Svein Øverland, Clinical Psychologist
Norway, February 2015
My escape - light and darkness
Ina Otzko comes from the north. In her images she focuses on an unexpected alliance between the light of Sandnessjøen (Northern Norway) and of Positano, two points between which she lives and who are looking for an ideal place, never reachable. It is true to say to find root is a constant need because, as Ina itself says, "everything depends on the relationships that we establish from time to time". This is the key to her existence and her artistic research.
At the Quarta Vetrina she dedicates a large photograph of the Didyme project. Salina, Italy, 2018; a metaphor of personal life: hers and those in front of the image.
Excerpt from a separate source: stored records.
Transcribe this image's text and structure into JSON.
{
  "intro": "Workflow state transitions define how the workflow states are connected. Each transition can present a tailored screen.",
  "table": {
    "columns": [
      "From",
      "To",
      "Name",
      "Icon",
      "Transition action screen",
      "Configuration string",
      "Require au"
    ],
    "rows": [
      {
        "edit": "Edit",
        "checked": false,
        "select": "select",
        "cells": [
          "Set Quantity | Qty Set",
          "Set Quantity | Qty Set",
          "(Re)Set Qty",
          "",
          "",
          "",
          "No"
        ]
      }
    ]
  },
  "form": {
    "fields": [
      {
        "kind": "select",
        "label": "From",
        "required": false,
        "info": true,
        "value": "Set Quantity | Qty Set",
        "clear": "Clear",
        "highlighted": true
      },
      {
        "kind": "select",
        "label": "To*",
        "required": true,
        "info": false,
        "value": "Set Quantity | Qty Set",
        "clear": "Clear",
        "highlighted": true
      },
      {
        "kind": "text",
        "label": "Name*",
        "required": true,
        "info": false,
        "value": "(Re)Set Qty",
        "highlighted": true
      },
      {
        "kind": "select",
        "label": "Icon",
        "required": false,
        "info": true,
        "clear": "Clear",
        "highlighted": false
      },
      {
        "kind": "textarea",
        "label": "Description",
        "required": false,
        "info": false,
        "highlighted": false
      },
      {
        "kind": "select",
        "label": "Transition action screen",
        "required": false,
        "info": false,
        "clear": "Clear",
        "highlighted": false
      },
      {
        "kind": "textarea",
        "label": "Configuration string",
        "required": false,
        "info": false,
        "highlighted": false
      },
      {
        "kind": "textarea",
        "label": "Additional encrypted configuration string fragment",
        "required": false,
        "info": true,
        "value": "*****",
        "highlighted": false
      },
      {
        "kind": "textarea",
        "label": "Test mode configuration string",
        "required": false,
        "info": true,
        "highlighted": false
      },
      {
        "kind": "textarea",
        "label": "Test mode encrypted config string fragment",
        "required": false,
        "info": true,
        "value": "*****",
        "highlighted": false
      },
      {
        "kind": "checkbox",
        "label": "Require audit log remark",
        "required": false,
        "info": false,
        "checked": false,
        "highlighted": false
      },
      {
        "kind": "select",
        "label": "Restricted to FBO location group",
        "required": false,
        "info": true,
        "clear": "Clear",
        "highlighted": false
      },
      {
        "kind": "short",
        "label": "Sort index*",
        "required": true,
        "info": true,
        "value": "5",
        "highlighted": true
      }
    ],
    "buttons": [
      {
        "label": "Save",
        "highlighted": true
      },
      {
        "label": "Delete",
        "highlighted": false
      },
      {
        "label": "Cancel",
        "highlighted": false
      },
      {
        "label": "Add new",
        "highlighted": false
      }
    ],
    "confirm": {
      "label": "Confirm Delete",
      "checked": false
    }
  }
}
Through the use of filters it ignites the vegetation of a blinding white light; while the plain in front of Fossa delle Felci, the other of the two small volcanoes Monti Porri – becomes almost an X-ray of the earth's "rib cage", in which visionary lava drawings stand out.
The sky joins the North Sea to the South Tyrrhenian Sea. A black, opaque, compact background is the fifth to the whole scene: it is the natural darkness, but also the darkness and shadows that belong to the meeting with the other and to the idea of "truth". In fact, as she declares: "from this alternation appears the criticality of the convictions and the complexity of the relationship with the other".
To represent the synchronic experience between place of birth and election, Ina chooses a landscape as if to underline the "naturalness" of the relationship with the other. But for this to happen, you have to turn it into a project and so apply the neon sign on the photo: My escape.
An escape to build freedom and independence of judgment, learning to distinguish unforeseen lights, shadows and darkness. The sentence, suspended in the landscape, is ideally completed outside. The back of the photograph, mounted on aluminium, becomes a monochromatic, clear, reflecting wall. This "white page" works as a mirror in which our figure overlaps with that of passing cars, of houses, of those who walk in front of them. A sort of "vivant" self-portrait between people and places. So the artist seems to close her project of "escape" by offering it to anyone, observing himself in this wall without signs, making up the reflection of himself in relation to the other, visible or not.
Francesca Pasini, Curator